What the task asks -
Your response should give back each record exactly, word for word.

□ □ □

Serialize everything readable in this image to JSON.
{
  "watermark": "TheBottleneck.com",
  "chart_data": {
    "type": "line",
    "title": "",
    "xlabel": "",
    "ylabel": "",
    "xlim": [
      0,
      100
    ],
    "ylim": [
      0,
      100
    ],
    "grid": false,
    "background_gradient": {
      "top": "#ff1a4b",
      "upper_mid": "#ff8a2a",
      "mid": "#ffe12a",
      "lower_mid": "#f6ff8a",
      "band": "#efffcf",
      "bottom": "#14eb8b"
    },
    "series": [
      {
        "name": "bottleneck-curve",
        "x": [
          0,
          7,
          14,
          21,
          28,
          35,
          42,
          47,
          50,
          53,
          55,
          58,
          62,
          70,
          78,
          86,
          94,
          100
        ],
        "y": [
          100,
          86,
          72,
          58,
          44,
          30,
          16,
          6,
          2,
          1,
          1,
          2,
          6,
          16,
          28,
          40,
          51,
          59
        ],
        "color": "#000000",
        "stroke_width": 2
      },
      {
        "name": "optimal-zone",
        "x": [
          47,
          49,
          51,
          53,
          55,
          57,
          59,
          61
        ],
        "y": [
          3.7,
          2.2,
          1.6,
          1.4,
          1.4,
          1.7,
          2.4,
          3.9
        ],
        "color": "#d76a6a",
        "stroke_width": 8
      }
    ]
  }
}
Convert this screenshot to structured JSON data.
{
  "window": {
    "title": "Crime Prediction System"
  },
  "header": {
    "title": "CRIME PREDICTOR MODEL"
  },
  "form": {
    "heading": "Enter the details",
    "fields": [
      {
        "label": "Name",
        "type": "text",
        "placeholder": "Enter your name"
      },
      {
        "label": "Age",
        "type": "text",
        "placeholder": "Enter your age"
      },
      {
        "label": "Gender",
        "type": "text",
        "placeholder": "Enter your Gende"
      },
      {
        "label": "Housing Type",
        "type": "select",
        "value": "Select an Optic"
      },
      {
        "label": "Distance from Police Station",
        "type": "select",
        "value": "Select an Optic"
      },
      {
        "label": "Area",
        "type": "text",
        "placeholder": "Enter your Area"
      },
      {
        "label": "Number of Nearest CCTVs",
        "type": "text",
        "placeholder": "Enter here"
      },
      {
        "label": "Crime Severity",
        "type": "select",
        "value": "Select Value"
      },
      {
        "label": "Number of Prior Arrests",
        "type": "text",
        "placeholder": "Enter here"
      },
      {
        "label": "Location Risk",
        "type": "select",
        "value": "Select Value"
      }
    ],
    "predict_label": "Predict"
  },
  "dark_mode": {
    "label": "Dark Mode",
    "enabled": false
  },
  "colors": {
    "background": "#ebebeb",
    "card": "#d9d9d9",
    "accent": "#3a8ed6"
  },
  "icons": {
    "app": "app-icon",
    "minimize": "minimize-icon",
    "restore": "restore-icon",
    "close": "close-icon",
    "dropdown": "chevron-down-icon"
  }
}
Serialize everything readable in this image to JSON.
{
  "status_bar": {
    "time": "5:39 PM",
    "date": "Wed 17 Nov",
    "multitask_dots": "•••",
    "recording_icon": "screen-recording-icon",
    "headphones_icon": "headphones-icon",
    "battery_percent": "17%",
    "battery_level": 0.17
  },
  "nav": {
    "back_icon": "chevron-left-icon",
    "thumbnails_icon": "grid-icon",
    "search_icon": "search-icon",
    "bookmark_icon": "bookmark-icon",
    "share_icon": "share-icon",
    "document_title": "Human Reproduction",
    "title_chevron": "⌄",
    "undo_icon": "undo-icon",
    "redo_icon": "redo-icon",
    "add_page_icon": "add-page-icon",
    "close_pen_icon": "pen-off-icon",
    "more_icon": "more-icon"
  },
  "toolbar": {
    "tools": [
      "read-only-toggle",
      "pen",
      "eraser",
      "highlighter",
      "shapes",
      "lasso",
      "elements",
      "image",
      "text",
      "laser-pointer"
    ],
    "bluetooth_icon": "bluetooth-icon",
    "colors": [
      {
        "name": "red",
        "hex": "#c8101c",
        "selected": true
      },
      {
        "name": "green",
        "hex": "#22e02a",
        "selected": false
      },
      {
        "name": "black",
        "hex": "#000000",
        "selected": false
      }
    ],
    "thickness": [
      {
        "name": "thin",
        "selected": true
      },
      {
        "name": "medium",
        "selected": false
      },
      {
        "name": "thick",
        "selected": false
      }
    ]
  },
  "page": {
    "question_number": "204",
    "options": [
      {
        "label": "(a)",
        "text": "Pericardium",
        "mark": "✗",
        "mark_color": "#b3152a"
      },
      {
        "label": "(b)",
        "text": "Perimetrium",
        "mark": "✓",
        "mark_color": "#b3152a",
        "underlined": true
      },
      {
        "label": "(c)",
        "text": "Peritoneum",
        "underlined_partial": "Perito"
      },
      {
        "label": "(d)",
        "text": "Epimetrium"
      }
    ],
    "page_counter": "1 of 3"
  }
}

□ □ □

Result of this task -
Serialize everything readable in this image to JSON.
{
  "watermark": "TheBottleneck.com",
  "chart_data": {
    "type": "line",
    "title": "",
    "xlabel": "",
    "ylabel": "",
    "xlim": [
      0,
      100
    ],
    "ylim": [
      0,
      100
    ],
    "grid": false,
    "background_gradient": {
      "top": "#ff1a4b",
      "upper_mid": "#ff8a2a",
      "mid": "#ffe12a",
      "lower_mid": "#f6ff8a",
      "band": "#efffcf",
      "bottom": "#14eb8b"
    },
    "series": [
      {
        "name": "bottleneck-curve",
        "x": [
          0,
          7,
          14,
          21,
          28,
          35,
          42,
          47,
          50,
          53,
          55,
          58,
          62,
          70,
          78,
          86,
          94,
          100
        ],
        "y": [
          100,
          86,
          72,
          58,
          44,
          30,
          16,
          6,
          2,
          1,
          1,
          2,
          6,
          16,
          28,
          40,
          51,
          59
        ],
        "color": "#000000",
        "stroke_width": 2
      },
      {
        "name": "optimal-zone",
        "x": [
          47,
          49,
          51,
          53,
          55,
          57,
          59,
          61
        ],
        "y": [
          3.7,
          2.2,
          1.6,
          1.4,
          1.4,
          1.7,
          2.4,
          3.9
        ],
        "color": "#d76a6a",
        "stroke_width": 8
      }
    ]
  }
}
Convert this screenshot to structured JSON data.
{
  "window": {
    "title": "Crime Prediction System"
  },
  "header": {
    "title": "CRIME PREDICTOR MODEL"
  },
  "form": {
    "heading": "Enter the details",
    "fields": [
      {
        "label": "Name",
        "type": "text",
        "placeholder": "Enter your name"
      },
      {
        "label": "Age",
        "type": "text",
        "placeholder": "Enter your age"
      },
      {
        "label": "Gender",
        "type": "text",
        "placeholder": "Enter your Gende"
      },
      {
        "label": "Housing Type",
        "type": "select",
        "value": "Select an Optic"
      },
      {
        "label": "Distance from Police Station",
        "type": "select",
        "value": "Select an Optic"
      },
      {
        "label": "Area",
        "type": "text",
        "placeholder": "Enter your Area"
      },
      {
        "label": "Number of Nearest CCTVs",
        "type": "text",
        "placeholder": "Enter here"
      },
      {
        "label": "Crime Severity",
        "type": "select",
        "value": "Select Value"
      },
      {
        "label": "Number of Prior Arrests",
        "type": "text",
        "placeholder": "Enter here"
      },
      {
        "label": "Location Risk",
        "type": "select",
        "value": "Select Value"
      }
    ],
    "predict_label": "Predict"
  },
  "dark_mode": {
    "label": "Dark Mode",
    "enabled": false
  },
  "colors": {
    "background": "#ebebeb",
    "card": "#d9d9d9",
    "accent": "#3a8ed6"
  },
  "icons": {
    "app": "app-icon",
    "minimize": "minimize-icon",
    "restore": "restore-icon",
    "close": "close-icon",
    "dropdown": "chevron-down-icon"
  }
}
Serialize everything readable in this image to JSON.
{
  "status_bar": {
    "time": "5:39 PM",
    "date": "Wed 17 Nov",
    "multitask_dots": "•••",
    "recording_icon": "screen-recording-icon",
    "headphones_icon": "headphones-icon",
    "battery_percent": "17%",
    "battery_level": 0.17
  },
  "nav": {
    "back_icon": "chevron-left-icon",
    "thumbnails_icon": "grid-icon",
    "search_icon": "search-icon",
    "bookmark_icon": "bookmark-icon",
    "share_icon": "share-icon",
    "document_title": "Human Reproduction",
    "title_chevron": "⌄",
    "undo_icon": "undo-icon",
    "redo_icon": "redo-icon",
    "add_page_icon": "add-page-icon",
    "close_pen_icon": "pen-off-icon",
    "more_icon": "more-icon"
  },
  "toolbar": {
    "tools": [
      "read-only-toggle",
      "pen",
      "eraser",
      "highlighter",
      "shapes",
      "lasso",
      "elements",
      "image",
      "text",
      "laser-pointer"
    ],
    "bluetooth_icon": "bluetooth-icon",
    "colors": [
      {
        "name": "red",
        "hex": "#c8101c",
        "selected": true
      },
      {
        "name": "green",
        "hex": "#22e02a",
        "selected": false
      },
      {
        "name": "black",
        "hex": "#000000",
        "selected": false
      }
    ],
    "thickness": [
      {
        "name": "thin",
        "selected": true
      },
      {
        "name": "medium",
        "selected": false
      },
      {
        "name": "thick",
        "selected": false
      }
    ]
  },
  "page": {
    "question_number": "204",
    "options": [
      {
        "label": "(a)",
        "text": "Pericardium",
        "mark": "✗",
        "mark_color": "#b3152a"
      },
      {
        "label": "(b)",
        "text": "Perimetrium",
        "mark": "✓",
        "mark_color": "#b3152a",
        "underlined": true
      },
      {
        "label": "(c)",
        "text": "Peritoneum",
        "underlined_partial": "Perito"
      },
      {
        "label": "(d)",
        "text": "Epimetrium"
      }
    ],
    "page_counter": "1 of 3"
  }
}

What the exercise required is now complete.